All this leads to an unwelcome conclusion about Gallipoli and the Dardanelles. Despite the bravery of the allied troops who fought there, the campaign was fought in vain. It did not shorten the war by a single day, nor in reality did it ever have that prospect. As Churchill said (and then promptly forgot), ‘Germany is the foe & it is bad war to seek cheaper victories’.17 Gallipoli was certainly bad war. As it happened, it did not even offer a cheaper victory or in the end any kind of victory. But even if it had, the downfall of Turkey was of no relevance to the deadly contest being played out in France and Flanders.

What of the fact that two modern nations were borne at Gallipoli? In the case of Turkey there is some merit in the proposition. Certainly, Mustapha Kemal, the founder of the modern Turkish state first came to prominence at Gallipoli. However, a decade elapsed before the state was established and there were many other factors involved in the making of modern Turkey. Some of them are the harsh terms imposed on Turkey by the peace, the invasion and expulsion of Greek forces (followed by the Greek population) in the early 1920s, the exhaustion of the allies after the war and the discrediting of the Young Turk government by entering the war on the German side.

As for Australia, it became a nation in 1900 and by 1915 had established a series of unique parliamentary, industrial and commercial arrangements which clearly proclaimed its nationhood. It in fact provides the perfect example of how a nation can be created without the blood test of war. Some Australians have insisted that unless such a test is applied the country is something less than a nation. Such notions should be dismissed for the bloodthirsty hankerings of insecurity that they are. Those who know the true cost of war will be content with Australia’s peaceful path to independence.


1 This was the conclusion in my book on The World Crisis. See Robin Prior, ‘Churchill’s World Crisis As History (London: Croom Helm, 1983), 275-79.

2 Churchill to Admiral Carden (commanding Admiral at the Dardanelles) 3/1/1915, in Martin Gilbert, Winston Churchill, vol 3, Companion Part 1, Documents, July 1914-April 1915, 45-6.

3 Admiral de Robeck (Carden’s replacement) Report 24/3/1915, de Robeck Papers, 4/4, Churchill College, Cambridge.

4 For a full discussion of this point see my ‘World Crisis As History, 97-9.

5 For the fraught question of the minesweepers see the report of a committee sent to Turkey in 1919 to investigate the failure of the naval attack, The Mitchell Committee. There is a copy in the Australian War memorial, AWM 124.

6 See General Birdwood, ‘Operation Order no ‘1 in C. Aspinall-Oglander, Gallipoli Maps and Appendices vol 1 (London: Heinemann, 1929), 37-41. Birdwood specifies no exact landing point in these orders.

7 Robin Prior, Gallipoli: The End of The Myth (London/New Haven: Yale University Press, 2009), Chapter 8.

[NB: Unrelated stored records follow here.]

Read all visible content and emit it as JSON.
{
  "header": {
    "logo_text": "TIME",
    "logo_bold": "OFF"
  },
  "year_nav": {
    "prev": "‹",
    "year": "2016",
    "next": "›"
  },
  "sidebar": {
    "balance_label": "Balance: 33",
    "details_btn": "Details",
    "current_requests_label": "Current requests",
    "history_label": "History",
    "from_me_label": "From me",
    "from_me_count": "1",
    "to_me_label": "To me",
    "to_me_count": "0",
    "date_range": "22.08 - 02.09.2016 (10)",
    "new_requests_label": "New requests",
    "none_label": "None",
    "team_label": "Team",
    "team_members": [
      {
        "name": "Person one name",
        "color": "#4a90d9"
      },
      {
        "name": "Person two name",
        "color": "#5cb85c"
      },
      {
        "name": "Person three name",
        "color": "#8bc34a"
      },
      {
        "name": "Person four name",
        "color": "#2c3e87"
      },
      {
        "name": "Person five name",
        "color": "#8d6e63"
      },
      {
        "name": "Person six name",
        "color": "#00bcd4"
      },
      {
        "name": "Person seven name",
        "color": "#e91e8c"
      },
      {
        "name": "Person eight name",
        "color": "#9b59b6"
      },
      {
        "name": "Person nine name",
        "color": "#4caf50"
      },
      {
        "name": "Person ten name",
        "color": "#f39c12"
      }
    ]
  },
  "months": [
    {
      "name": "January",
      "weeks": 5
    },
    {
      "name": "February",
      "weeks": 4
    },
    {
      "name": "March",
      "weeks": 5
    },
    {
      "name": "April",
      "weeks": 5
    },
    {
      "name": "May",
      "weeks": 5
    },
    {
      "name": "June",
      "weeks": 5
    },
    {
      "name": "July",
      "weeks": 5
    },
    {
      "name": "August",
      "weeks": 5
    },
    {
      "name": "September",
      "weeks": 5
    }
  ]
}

8 Extraordinarily, given his initial hostility to the entire campaign, C E W Bean claims this. See his Official History of Australia in the War of 1914-1918: The Story of Anzac vol 2 (Sydney: Angus & Robertson, 1938), 700.

9 See Colonel Allanson (who commanded the Gurkhas that day) letter to his brother 8/3/16 held by the Imperial War Museum, London, DS/Misc./69.

10 See ‘Report on Operations against the Sari Bair Position: 6-10th August 1915’ in NZ & A Division War Diary August 1915, AWM 4/1/53/5, Part 2.

11 Cecil Malthus, Anzac: A Retrospect (Auckland: Whitcombe & Tombs, 1965), 119.

12 GHQ Order to General Stopford (commander at Suvla Bay) 13/7/1915, in WO 158/576, The National Archives, Kew.

13 Prior, Chapter 13.

14 This was the opinion of Turkish Officers in 1919 in answers given to The Mitchell Committee.

15 Winston Churchill, The World Crisis (London: Odhams, 1951), 849.

16 See for example Charles Petrie, ‘The Roumanian Campaign 1916’, Army Quarterly, 14 (1927), 341 and P. Seicaru, La Roumanie dans la Grande Guerre (Paris: Minard, 1968), 346.

17 Churchill to Lord Fisher (First Lord of the Admiralty) 4/1/1915 in Martin Gilbert, Churchill Companion Documents, vol 3, 71.

Beyond Gallipoli: New Perspectives on Anzac

   by Raelene Frances and Bruce Scates